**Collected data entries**

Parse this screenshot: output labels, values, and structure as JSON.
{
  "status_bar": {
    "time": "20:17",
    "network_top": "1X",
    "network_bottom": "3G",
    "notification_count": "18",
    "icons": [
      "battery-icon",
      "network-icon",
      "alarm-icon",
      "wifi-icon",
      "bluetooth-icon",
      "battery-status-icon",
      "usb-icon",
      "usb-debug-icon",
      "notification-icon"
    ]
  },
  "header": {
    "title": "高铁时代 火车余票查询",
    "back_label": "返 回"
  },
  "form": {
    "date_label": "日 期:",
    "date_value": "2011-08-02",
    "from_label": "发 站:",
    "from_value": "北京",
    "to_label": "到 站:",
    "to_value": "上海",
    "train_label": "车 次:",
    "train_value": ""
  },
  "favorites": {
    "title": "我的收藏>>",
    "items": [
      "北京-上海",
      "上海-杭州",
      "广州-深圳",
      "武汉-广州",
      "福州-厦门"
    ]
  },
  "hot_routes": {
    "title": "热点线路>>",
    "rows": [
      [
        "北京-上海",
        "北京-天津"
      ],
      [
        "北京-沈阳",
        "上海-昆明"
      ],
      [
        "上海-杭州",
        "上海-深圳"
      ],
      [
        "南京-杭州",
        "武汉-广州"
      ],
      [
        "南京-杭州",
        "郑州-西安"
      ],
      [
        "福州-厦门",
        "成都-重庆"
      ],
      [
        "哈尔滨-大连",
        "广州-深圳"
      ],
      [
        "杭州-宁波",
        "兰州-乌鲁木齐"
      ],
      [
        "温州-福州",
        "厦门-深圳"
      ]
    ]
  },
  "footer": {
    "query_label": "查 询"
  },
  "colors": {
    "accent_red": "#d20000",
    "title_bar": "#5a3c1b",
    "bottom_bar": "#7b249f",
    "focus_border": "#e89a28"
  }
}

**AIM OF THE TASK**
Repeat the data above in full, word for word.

**EXERCISE ANSWER**
Parse this screenshot: output labels, values, and structure as JSON.
{
  "status_bar": {
    "time": "20:17",
    "network_top": "1X",
    "network_bottom": "3G",
    "notification_count": "18",
    "icons": [
      "battery-icon",
      "network-icon",
      "alarm-icon",
      "wifi-icon",
      "bluetooth-icon",
      "battery-status-icon",
      "usb-icon",
      "usb-debug-icon",
      "notification-icon"
    ]
  },
  "header": {
    "title": "高铁时代 火车余票查询",
    "back_label": "返 回"
  },
  "form": {
    "date_label": "日 期:",
    "date_value": "2011-08-02",
    "from_label": "发 站:",
    "from_value": "北京",
    "to_label": "到 站:",
    "to_value": "上海",
    "train_label": "车 次:",
    "train_value": ""
  },
  "favorites": {
    "title": "我的收藏>>",
    "items": [
      "北京-上海",
      "上海-杭州",
      "广州-深圳",
      "武汉-广州",
      "福州-厦门"
    ]
  },
  "hot_routes": {
    "title": "热点线路>>",
    "rows": [
      [
        "北京-上海",
        "北京-天津"
      ],
      [
        "北京-沈阳",
        "上海-昆明"
      ],
      [
        "上海-杭州",
        "上海-深圳"
      ],
      [
        "南京-杭州",
        "武汉-广州"
      ],
      [
        "南京-杭州",
        "郑州-西安"
      ],
      [
        "福州-厦门",
        "成都-重庆"
      ],
      [
        "哈尔滨-大连",
        "广州-深圳"
      ],
      [
        "杭州-宁波",
        "兰州-乌鲁木齐"
      ],
      [
        "温州-福州",
        "厦门-深圳"
      ]
    ]
  },
  "footer": {
    "query_label": "查 询"
  },
  "colors": {
    "accent_red": "#d20000",
    "title_bar": "#5a3c1b",
    "bottom_bar": "#7b249f",
    "focus_border": "#e89a28"
  }
}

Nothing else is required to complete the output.